Warren Stephens, an American businessman who founded and runs his own investment bank, made the following observation. “In our experience, what we have found the rarest commodity is a good management team. And good management teams manage through good and bad cycles and manage to grow their business over a long period of time.”
This is a man who runs his slide rule over businesses every day, whether it be for acquisitions, mergers, IPOs or other corporate transactions. It’s interesting that he rarely finds a strong management team in the businesses he deals with and advises. A strong management team is one of the most vital things you need to get in place when building and growing your business and yet it’s one of the hardest things to get right.
When you start out, it’s natural that most of the management strategy and decision making falls to you – after all, you’ve been the one with the vision and the drive to start the company and to build the business in the first place. But there comes a point along the way where, for the business to grow, you need to start building a management team. And not just any old management team, but a strong management team with the right mix of personalities, skills and experience.
It’s important to realise that you won’t get every management appointment right. Some people can talk a good game but fail to deliver in practice, whilst others may not come over as well at interview but are nonetheless highly effective in the role. It takes time and experience to learn what type of person works and doesn’t work in your business and also that depends on the role in question.
It’s also essential to remember that as the business grows, your management team may need to change over time as well. You may find that someone who is brilliant at managing five people or ten people is hopelessly out of their depth when their team grows to fifty people. As the leader in the business you need to be on the constant watch out for the warning signs that someone is struggling or that the department and consequent responsibilities have grown too much for them.
At that point, you have two options – if you think it’s a skills issue but the person has promise, you may want to invest in training and development to help him or her move up to the next level. But if you think they’ve reached their ceiling, then it may be time to say goodbye if you want your business to continue to grow and flourish with the right leadership.
At Peninsula, I look around my management team and I’m really proud of the depth of expertise they embody. I have a huge amount of confidence in their abilities, judgement and professionalism. It’s been a long road to build the right team but I don’t think we’ve ever had a stronger group running the business across the different departments and the many regions and countries where we are now present.
Management is always a balancing act – as the leader of the business you need to give people enough room to grow, to develop, to make their own decisions and sometimes to make their own mistakes.
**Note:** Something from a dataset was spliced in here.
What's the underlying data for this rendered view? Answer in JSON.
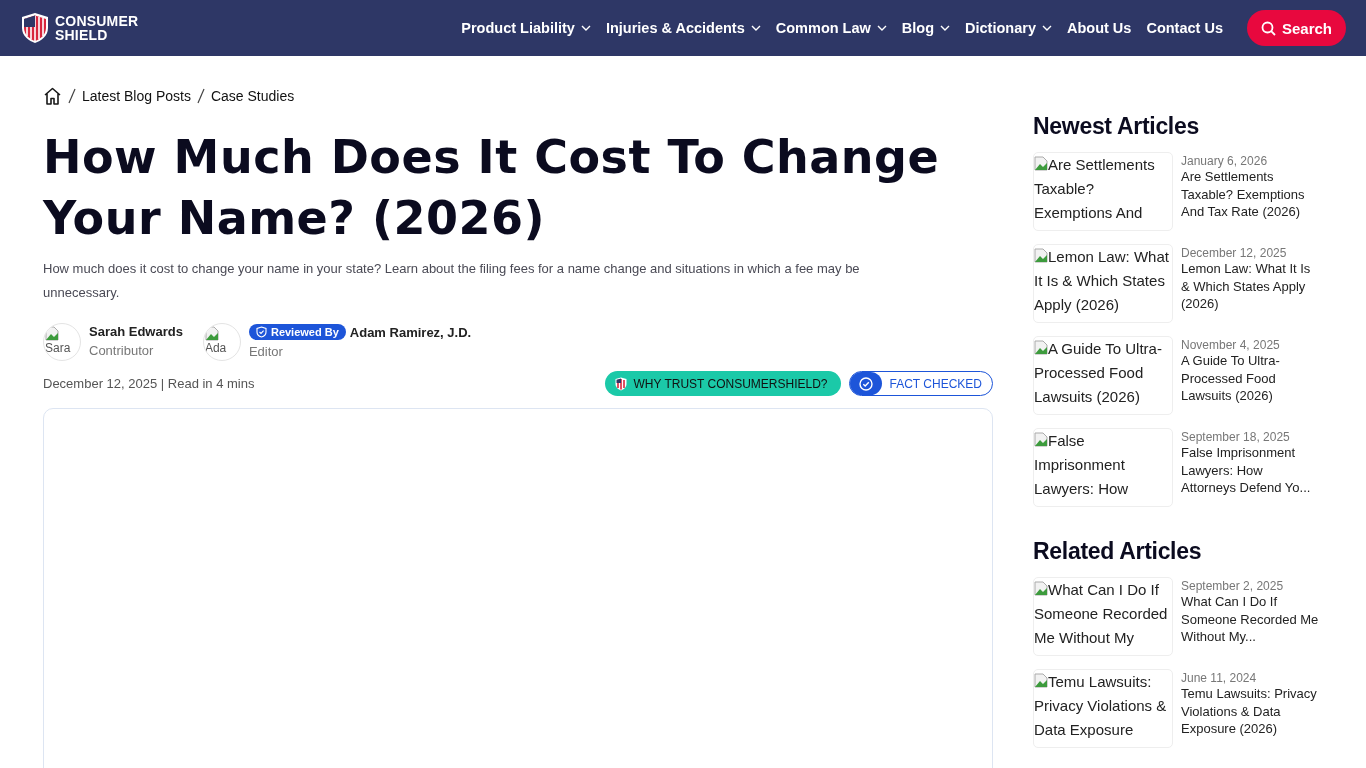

But you also need not to allow them too much leeway, so that the business is never at any overall risk from poor individual decision making – because ultimately that’s your responsibility.
Theodore Roosevelt said: “The best executive is the one who has sense enough to pick good people to do what he wants done, and self-restraint to keep from meddling with them while they do it.” I’d add a caveat – hire the best people you possibly can and be sure to avoid meddling, but never take your eye off the ball either.